The fact is that nowadays we have digital signal processing (DSP) tools that are vastly powerful and allow you to change, twist, repair, and contort your sound a million different ways. It is also true that the more involved the processing, the greater the potential for harming the original sound. A multiband tool will do much more “damage” than a single-band tool. A Mid/Side process will create problems that a standard stereo processor will not. Be careful! Before deciding you need the latest whiz-bang feature, figure out what the goal is. Then you can decide which tool is best to use.
The Mastering Mindset
Your thought process might go something like:
- Step 1: Listen: “Hmm, I think I have identified something I would like to change.”
- Step 2: Assess: “What tool or technique would be best to make that change?”
- Step 3: Experiment: “Let’s try it out.”
- Step 4: Evaluate: “OK, I tried it…but did it work?”
Once you decide if your experiment worked, you can determine whether you need to go back to Step 1 or Step 2. Do so as many times as necessary to get to where you are satisfied.
- Have someone else master your mixes for you. In many project studios, the same person is often the performer, producer, mixer, and mastering engineer. If hiring a trusted mastering engineer isn’t an option, at least get someone else to listen with you. You could also find someone who will master your mixes if you master theirs. Why? Well, if you have the tendency to add too much bass or not enough top end due to your listening environment, those tendencies will be compounded in the mastering. It’s common for the mix engineer to be too close to their own music. You’ll focus on some things other listeners won’t hear, and you’ll miss things that everyone else does hear.

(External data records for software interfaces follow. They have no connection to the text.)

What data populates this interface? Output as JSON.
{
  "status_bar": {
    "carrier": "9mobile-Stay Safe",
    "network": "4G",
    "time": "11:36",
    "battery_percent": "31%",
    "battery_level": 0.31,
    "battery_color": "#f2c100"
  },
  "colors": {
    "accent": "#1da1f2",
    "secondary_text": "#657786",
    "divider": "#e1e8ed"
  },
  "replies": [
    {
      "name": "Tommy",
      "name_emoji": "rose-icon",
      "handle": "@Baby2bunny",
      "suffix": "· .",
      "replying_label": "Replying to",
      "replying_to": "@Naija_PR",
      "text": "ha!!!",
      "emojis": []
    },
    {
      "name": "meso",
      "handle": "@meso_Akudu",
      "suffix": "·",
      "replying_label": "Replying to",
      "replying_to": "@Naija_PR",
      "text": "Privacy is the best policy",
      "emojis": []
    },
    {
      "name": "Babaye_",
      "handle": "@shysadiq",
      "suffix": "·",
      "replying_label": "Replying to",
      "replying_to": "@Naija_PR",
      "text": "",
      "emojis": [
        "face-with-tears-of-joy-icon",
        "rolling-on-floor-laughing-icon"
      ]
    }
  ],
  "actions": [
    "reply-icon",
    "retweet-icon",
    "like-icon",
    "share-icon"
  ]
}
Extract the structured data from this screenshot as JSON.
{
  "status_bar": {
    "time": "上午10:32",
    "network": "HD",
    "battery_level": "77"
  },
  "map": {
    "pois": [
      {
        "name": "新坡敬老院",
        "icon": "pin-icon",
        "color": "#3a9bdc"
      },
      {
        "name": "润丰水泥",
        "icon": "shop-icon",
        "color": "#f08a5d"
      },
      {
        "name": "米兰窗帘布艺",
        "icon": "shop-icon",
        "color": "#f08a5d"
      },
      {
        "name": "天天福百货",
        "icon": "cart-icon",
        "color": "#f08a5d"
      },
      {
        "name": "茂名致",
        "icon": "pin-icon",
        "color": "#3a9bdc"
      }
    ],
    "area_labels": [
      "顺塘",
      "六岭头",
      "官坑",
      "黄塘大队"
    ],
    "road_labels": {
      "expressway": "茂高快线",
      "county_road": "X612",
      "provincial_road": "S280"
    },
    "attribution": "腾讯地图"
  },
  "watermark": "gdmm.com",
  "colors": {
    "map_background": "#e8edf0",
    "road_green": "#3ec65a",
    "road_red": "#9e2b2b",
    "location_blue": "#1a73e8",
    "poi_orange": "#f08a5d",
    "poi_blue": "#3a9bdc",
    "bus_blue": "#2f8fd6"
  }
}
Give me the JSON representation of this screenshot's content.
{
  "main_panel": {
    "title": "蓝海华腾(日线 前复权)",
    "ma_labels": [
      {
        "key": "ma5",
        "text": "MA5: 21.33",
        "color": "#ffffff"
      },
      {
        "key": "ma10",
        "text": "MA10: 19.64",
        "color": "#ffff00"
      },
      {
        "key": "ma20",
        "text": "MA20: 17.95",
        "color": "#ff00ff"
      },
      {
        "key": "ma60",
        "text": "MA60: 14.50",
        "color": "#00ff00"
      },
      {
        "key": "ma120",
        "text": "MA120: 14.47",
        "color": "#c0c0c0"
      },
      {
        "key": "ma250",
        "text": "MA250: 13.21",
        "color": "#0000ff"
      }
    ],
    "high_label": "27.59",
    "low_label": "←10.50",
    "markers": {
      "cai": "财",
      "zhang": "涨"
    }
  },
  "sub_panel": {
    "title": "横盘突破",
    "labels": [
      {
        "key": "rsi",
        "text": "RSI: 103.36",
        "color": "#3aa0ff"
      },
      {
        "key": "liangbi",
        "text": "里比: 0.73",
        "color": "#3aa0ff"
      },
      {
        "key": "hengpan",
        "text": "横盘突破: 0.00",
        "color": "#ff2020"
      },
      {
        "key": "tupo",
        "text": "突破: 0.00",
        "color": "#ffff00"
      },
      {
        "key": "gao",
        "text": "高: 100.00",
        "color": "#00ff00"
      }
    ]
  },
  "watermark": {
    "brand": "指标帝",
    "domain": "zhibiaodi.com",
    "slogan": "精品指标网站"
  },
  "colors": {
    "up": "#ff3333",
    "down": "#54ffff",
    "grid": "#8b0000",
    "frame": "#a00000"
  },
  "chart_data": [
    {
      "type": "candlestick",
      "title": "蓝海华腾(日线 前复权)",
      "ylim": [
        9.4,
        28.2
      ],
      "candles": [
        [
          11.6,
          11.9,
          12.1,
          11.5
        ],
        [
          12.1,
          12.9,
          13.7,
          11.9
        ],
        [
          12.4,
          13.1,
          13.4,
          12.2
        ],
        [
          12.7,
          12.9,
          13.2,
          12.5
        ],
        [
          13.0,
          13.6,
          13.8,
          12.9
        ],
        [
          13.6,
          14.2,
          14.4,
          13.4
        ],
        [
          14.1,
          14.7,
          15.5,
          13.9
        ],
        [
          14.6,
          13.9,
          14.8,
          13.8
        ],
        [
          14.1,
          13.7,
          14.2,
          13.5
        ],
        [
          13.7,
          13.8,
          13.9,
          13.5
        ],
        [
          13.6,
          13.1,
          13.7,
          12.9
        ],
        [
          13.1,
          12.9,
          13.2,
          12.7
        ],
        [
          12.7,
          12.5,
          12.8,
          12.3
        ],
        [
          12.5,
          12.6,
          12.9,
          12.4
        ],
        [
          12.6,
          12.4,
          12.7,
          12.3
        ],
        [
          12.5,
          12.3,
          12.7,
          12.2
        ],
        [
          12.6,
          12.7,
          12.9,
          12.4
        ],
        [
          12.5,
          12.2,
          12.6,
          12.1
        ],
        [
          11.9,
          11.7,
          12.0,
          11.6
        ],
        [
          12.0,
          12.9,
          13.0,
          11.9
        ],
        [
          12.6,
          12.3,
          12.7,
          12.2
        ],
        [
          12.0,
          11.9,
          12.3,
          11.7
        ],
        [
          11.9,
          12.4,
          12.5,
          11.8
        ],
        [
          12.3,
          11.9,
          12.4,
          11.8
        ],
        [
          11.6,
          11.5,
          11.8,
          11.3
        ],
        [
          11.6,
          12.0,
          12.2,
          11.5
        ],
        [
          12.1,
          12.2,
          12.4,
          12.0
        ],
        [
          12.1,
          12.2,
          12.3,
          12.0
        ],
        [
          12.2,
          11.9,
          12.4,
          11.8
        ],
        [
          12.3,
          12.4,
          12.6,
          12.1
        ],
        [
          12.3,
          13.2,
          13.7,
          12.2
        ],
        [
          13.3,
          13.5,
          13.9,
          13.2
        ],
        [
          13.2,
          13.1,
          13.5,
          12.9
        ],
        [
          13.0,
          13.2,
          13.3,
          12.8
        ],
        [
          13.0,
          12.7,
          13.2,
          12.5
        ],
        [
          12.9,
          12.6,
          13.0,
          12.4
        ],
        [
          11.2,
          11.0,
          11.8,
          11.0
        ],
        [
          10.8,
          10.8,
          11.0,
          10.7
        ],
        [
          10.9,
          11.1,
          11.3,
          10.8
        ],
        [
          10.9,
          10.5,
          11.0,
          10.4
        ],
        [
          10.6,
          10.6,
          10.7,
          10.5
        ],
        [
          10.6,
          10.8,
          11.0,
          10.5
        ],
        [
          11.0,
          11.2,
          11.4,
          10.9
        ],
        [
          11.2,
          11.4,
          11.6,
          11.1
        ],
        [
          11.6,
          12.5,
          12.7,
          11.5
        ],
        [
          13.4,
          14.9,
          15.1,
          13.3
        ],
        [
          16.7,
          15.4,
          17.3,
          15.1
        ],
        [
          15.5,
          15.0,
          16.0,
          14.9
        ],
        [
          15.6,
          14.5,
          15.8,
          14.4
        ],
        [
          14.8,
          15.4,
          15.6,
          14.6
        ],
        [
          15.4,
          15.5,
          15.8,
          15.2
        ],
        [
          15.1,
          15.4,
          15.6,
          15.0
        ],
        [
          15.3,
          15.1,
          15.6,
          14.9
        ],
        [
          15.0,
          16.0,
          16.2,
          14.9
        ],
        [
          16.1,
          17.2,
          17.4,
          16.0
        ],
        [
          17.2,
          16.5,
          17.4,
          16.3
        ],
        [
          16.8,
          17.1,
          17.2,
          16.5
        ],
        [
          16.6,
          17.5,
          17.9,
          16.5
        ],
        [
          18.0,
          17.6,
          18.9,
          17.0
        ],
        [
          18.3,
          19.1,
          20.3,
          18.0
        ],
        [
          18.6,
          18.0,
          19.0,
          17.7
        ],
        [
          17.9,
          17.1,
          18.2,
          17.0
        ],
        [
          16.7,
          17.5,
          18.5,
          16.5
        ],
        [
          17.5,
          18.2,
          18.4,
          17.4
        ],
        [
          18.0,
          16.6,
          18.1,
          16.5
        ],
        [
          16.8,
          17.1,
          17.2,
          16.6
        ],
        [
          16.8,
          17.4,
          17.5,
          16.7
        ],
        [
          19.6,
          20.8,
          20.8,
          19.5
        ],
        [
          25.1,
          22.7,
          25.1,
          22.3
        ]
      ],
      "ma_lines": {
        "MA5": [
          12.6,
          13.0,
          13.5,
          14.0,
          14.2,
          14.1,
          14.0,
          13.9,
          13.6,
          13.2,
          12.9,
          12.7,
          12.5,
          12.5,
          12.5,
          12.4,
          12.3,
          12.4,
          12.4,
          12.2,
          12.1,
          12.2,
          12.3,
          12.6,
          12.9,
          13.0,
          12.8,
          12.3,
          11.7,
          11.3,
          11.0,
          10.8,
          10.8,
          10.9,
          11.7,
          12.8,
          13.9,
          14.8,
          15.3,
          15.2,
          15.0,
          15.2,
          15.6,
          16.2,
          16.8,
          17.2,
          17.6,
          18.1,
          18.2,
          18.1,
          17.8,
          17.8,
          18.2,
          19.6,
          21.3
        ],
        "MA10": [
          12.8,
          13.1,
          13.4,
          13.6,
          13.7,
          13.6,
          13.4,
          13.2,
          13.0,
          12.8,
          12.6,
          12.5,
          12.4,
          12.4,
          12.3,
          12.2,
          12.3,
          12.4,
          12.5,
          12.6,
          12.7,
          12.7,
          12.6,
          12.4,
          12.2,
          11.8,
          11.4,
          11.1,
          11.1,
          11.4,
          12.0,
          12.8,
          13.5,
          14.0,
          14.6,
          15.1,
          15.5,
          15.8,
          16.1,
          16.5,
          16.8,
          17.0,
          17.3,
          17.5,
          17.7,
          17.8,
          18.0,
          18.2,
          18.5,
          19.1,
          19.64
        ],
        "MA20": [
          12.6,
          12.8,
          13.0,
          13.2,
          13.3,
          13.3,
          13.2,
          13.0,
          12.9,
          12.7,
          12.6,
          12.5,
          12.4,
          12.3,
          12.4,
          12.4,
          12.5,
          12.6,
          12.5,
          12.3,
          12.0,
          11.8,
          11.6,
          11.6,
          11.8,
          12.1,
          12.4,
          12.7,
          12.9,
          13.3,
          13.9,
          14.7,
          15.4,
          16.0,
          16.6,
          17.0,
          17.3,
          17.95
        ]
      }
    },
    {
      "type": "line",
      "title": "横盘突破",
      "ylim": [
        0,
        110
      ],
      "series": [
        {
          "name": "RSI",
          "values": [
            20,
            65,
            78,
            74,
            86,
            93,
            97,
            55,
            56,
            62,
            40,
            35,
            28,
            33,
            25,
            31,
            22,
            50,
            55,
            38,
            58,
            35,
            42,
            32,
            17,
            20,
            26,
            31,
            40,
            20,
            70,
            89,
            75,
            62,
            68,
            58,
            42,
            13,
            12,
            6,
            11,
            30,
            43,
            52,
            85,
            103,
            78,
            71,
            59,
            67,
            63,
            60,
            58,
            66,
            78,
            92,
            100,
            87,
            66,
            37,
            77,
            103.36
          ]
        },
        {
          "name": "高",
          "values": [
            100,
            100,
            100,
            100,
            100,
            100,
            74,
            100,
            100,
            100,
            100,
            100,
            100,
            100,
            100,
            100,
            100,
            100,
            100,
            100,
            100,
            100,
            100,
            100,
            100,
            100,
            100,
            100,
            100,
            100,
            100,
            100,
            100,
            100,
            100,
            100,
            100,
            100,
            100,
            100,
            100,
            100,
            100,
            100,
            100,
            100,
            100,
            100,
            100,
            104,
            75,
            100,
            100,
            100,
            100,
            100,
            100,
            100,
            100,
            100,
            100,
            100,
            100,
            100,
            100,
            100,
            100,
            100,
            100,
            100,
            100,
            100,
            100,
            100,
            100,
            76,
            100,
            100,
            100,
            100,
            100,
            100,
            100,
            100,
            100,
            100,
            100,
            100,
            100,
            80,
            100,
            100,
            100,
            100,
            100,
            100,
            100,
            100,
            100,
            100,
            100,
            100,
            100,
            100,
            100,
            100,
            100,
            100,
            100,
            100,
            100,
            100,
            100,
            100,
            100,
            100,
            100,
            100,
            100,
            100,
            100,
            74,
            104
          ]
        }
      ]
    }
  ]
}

- Take breaks and listen to other CDs in between sessions. Refresh your ears in terms of what other stuff sounds like. Even seasoned pros, who instinctively know what sound they’re working towards, will take a moment to listen to a familiar recording and recalibrate themselves during a session.
- Listen on other speakers and systems. Burn a few different tracks to a CD or MP3 player and play them on your home stereo system, or drive around and listen to it in your car. Don’t obsess over the specific differences; just remind yourself what other systems sound like.
- Check how it sounds in mono. This can’t be stressed enough. A good ratio between mono (correlated) and stereo (uncorrelated) information is very important in many contexts; broadcast, LP/vinyl cutting, and even MP3 creation. When you listen in mono and important instruments vanish, or if the level drops significantly, you might need to rethink what you are doing.
- Monitor at around 85dB SPL (C-weighted). How loud is that? Turn up your speakers until you can still have a conversation with someone who is a meter away without having to strain your voice. That’s just about right. When you listen at low to medium volumes, you tend to hear more midrange (where the ear is most sensitive) and less of the lows and highs. This is related to something called the Fletcher-Munson effect, which involves how different frequencies are heard differently depending on the playback volume. So check from time to time how it sounds at different volume levels.
- When you think you’re done, go to bed, and listen again the next morning.